A Taste of Vienna - 27 East


Southampton Press / Opinion / Letters / 2042701

A Taste of Vienna

Just to be on the light side for once:

I am earnestly recommending a recipe change to the chefs of Citarella who prepare the stuffed cabbage and stuffed peppers. Right now, these two Citarella offerings resemble the two traditional Mittel-Europa dishes like McDonald’s hamburgers resemble The Palm’s filet mignon.

Of course, I have a lot of nerve making cooking suggestions, since I am the last remaining of three generations of Viennese women who never cooked!

My grandmother was a businesswoman who opened one of the first movie theaters in Vienna, in the days of a live piano player below the screen. She was also among the first to have sound projectors, and her movie theater specialized in first-run American films. I was allowed to see Shirley Temple films.

Every morning at 10, I could find my grandmother sitting at her vanity, face powdered, dressed in some conservative dark dress or suit, with a flowered cotton wrap tied over her shoulders. And every morning at 10 sharp, her hairdresser appeared, combed and brushed my grandmother’s hair, and she then left for the rest of the day.

But I never saw my grandmother in the kitchen.

Her cook allowed me in the kitchen around noon on Sundays only, when she made a strudel as one of the desserts for my grandmother’s weekly 1 p.m. family dinner. The cook then let me shape the dough remaining after she trimmed the strudle and baked my two or three tiny kipferln.

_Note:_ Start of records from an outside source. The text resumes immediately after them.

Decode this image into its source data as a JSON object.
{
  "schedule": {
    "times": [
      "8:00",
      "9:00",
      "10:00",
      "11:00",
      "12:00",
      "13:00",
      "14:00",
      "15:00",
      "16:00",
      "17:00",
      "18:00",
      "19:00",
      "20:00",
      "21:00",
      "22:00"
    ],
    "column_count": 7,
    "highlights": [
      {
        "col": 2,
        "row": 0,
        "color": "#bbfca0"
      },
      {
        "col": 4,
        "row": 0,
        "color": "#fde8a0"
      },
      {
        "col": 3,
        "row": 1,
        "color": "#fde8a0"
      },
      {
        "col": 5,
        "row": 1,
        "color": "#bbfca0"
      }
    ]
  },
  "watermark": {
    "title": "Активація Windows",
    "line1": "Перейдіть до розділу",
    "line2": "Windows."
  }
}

When we were summoned into the dining room, I offered those kipferln to my father. He always said those were the best, the tastiest he had ever eaten. Is it any wonder that I liked men throughout my life?

When the war broke out, and my boarding school near Lille was turned into a hospital, my mother found an old book of Viennese, Hungarian and Czech recipes, a wedding present from a maiden aunt. She opened the book on a recipe for veal cutlets and string beans — and she never turned the page.

As for my recommendation to the Citarella chefs: If you don’t want the filling of your stuffed peppers or cabbage to taste hard and tough like cannonballs, mix the meat for the stuffing with yesterday’s cooked rice. No, not fresh, uncooked rice — yesterday’s leftovers. At least half the stuffing should be that moist, cooked leftover rice.

All of World War I impoverished Mittel Europa knew how to make the most of a dead animal, using kidneys, tripe and, my favorite, Beuschl mit Knodl, a lung stew, now hard to find in prosperous Vienna. Is there a butcher anywhere in our country who keeps and sells those animal parts?

Evelyn Konrad

Attorney at law